Being a Man
Harvey Mansfield ponders the male of the species.
Apr 10, 2006, Vol. 11, No. 28 • By CHRISTINA HOFF SOMMERS
Mansfield's amusing, refreshing, and outrageous observations must already be causing distress for his Harvard colleagues. But many readers will be grateful to him for his candor and bravado. Today, when scholars acknowledge sex differences, they do it timorously. They follow every assertion of difference with a list of exceptions, qualifications, and caveats. Into this world strides Professor Mansfield, loaded for bear, and lethally armed with all the powerful stereotypes thought to be banished from bien pensant society.
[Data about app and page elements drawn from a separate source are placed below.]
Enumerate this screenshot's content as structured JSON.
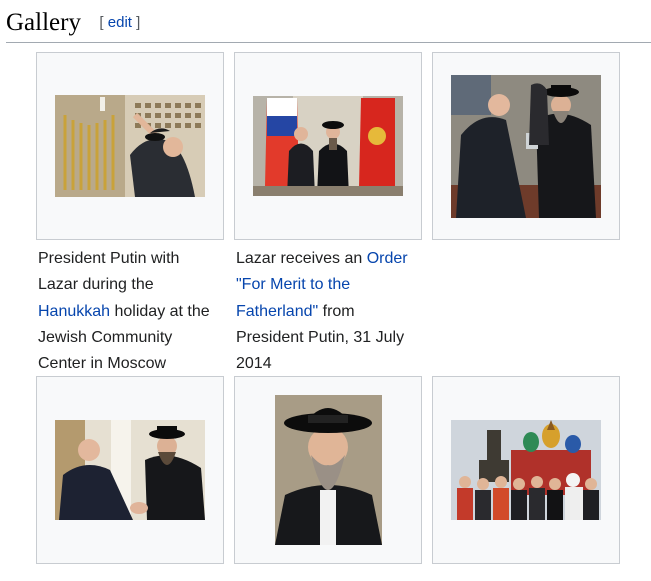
{
  "section": {
    "title": "Gallery",
    "edit_open": "[",
    "edit_label": "edit",
    "edit_close": "]"
  },
  "gallery": [
    {
      "caption": [
        {
          "text": "President Putin with Lazar during the ",
          "link": false
        },
        {
          "text": "Hanukkah",
          "link": true
        },
        {
          "text": " holiday at the Jewish Community Center in Moscow",
          "link": false
        }
      ]
    },
    {
      "caption": [
        {
          "text": "Lazar receives an ",
          "link": false
        },
        {
          "text": "Order \"For Merit to the Fatherland\"",
          "link": true
        },
        {
          "text": " from President Putin, 31 July 2014",
          "link": false
        }
      ]
    },
    {
      "caption": []
    },
    {
      "caption": []
    },
    {
      "caption": []
    },
    {
      "caption": []
    }
  ]
}
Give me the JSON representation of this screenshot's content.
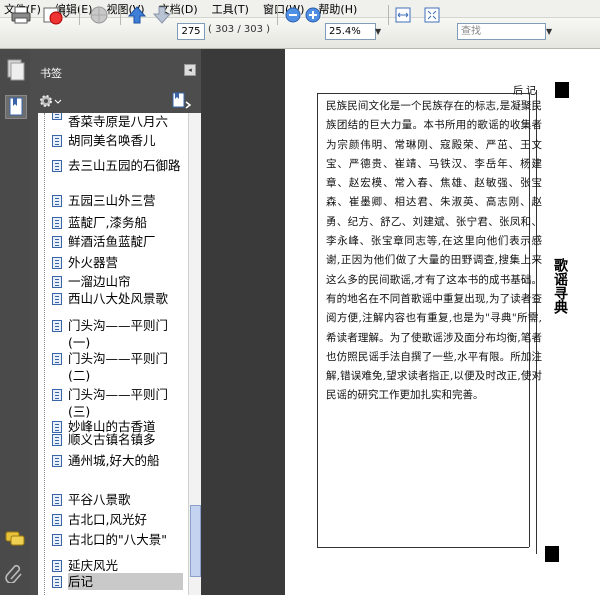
{
  "menu": {
    "items": [
      "文件(F)",
      "编辑(E)",
      "视图(V)",
      "文档(D)",
      "工具(T)",
      "窗口(W)",
      "帮助(H)"
    ]
  },
  "toolbar": {
    "page_number": "275",
    "page_total": "( 303 / 303 )",
    "zoom": "25.4%",
    "find_placeholder": "查找"
  },
  "bookmarks": {
    "title": "书签",
    "items": [
      "香菜寺原是八月六",
      "胡同美名唤香儿",
      "去三山五园的石御路",
      "五园三山外三营",
      "蓝靛厂,漆务船",
      "鲜酒活鱼蓝靛厂",
      "外火器营",
      "一溜边山帘",
      "西山八大处风景歌",
      "门头沟——平则门(一)",
      "门头沟——平则门(二)",
      "门头沟——平则门(三)",
      "妙峰山的古香道",
      "顺义古镇名镇多",
      "通州城,好大的船",
      "平谷八景歌",
      "古北口,风光好",
      "古北口的\"八大景\"",
      "延庆风光",
      "后记"
    ]
  },
  "document": {
    "header": "后  记",
    "side_title": "歌谣寻典",
    "body": "民族民间文化是一个民族存在的标志,是凝聚民族团结的巨大力量。本书所用的歌谣的收集者为宗颜伟明、常琳刚、寇殿荣、严茁、王文宝、严德贵、崔靖、马铁汉、李岳年、杨建章、赵宏模、常入春、焦雄、赵敏强、张宝森、崔墨卿、相达君、朱淑英、高志刚、赵勇、纪方、舒乙、刘建斌、张宁君、张凤和、李永峰、张宝章同志等,在这里向他们表示感谢,正因为他们做了大量的田野调查,搜集上来这么多的民间歌谣,才有了这本书的成书基础。有的地名在不同首歌谣中重复出现,为了读者查阅方便,注解内容也有重复,也是为\"寻典\"所需,希读者理解。为了使歌谣涉及面分布均衡,笔者也仿照民谣手法自撰了一些,水平有限。所加注解,错误难免,望求读者指正,以便及时改正,使对民谣的研究工作更加扎实和完善。"
  }
}
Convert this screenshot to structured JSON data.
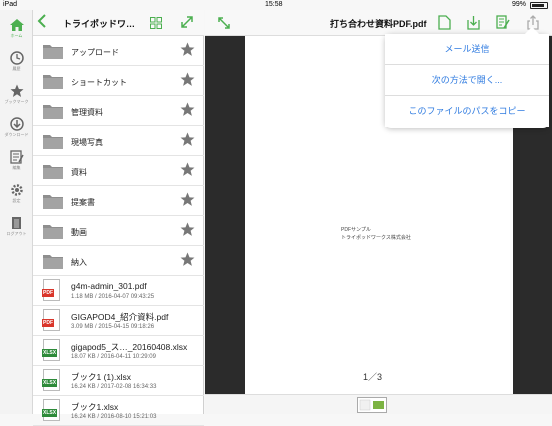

And he deploys them without apology in shocker after shocker:
[Women] shun risk more than men and they perceive risk more readily; they fear spiders. . . .
Women seem to desire more than men to make a nest and to take responsibility for making it. To do this, they sometimes need the help of their men, and they nag them responsibly and more or less charmingly according to their skill. . . .
In my experience, it is difficult for a man who is attracted to a woman not to find her cute, rather than intimidating, when she gets angry.
Mansfield reminds us that philosophers and poets were worried about manliness long before contemporary feminists began to anguish over it. He presents a magisterial survey of the role played by manliness in the thought of the great philosophers.
From the Greeks to Thomas Hobbes and Friedrich Nietzsche, philosophers have extolled or deplored manliness--but mostly they looked for ways to control it. No one, says Mansfield, understood the vices and virtues of manliness better than Aristotle and Plato. They gave it its due while "remaining wary of its dangers."
Unfortunately, few modern philosophers have followed their example. The ancients well understood that too much--or too little--manliness is a bad thing. Too much is dangerous, but too little is fatal to a society's prospects for greatness--or even for its survival. Modern philosophers err on the side of wariness and suspicion and, according to Mansfield, "the entire project of modernity can be understood as a project to keep manliness unemployed."
The entire project of modernity? This says, in effect, that modern philosophy has been engaged in making wimps out of men. As Mansfield sees it, since the dawn of the modern era, philosophers have conspired against manly thumos. Hobbes, for example, ignored the higher forms of heroic and philosophical manliness: He reduced it to a simple aggressive drive that leads to a "war of all against all." It had to be broken--not accommodated--by handing over power and rights to an absolute sovereign.
Hobbes placed self-preservation at the center of his theory. But, says Mansfield, manly men do not merely want to survive: They seek glory for themselves and their causes. For Mansfield, Hobbes is the extreme--but still typical--example of modern philosophers' disdain for manliness: "Liberalism is unmanly in setting down self-preservation as the end of man, as do Hobbes and John Locke."
Mansfield himself does not mind being a loner. For years, he has fought a forlorn battle at Harvard in defense of high standards. He was the only member of the faculty to vote against establishing a women's studies major. All the same, one would have expected him to find a few defenders of manliness somewhere in the annals of modern philosophy. But he does not cite any. With the possible exceptions of Baruch Spinoza and Edmund Burke, he complains that philosophers of modernity just don't get it when it comes to understanding and valuing male spiritedness: "Modern thinking does not want to cooperate with manliness, and does not care for thumos."
In place of the heroic, but rationally controlled, conception of manliness offered us by the ancients, modern thinkers give us a pallid, cautious, risk-averse bourgeois manliness--a world of Babbitts, rather than Achilles.
But this perspective is badly skewed. Surely Mansfield would not deny that the "bourgeois" male denizens of modernity have been responsible for some of the most prodigious displays of genius in art, literature, and music. They invented science, the free market, and liberal government, and they refined the art of war, magnifying its lethality a thousandfold. It would appear that Mansfield systematically underestimates the manliness of modern man, and of philosophers like Hobbes, Locke, Francis Bacon, and René Descartes who helped create him.
His discussion of Nietzsche's powerful influence on contemporary feminism shows Mansfield at his philosophical best and manly worst. Here, more than elsewhere, Mansfield dazzles us with the aptness of his insights, while being recklessly inattentive to nuance, exceptions, and complexity. He has no doubts about Nietzsche's manliness. He sets up a dramatic contrast between the manly ideal favored by Plato and Aristotle and the unrestrained masculinity promoted by Nietzsche.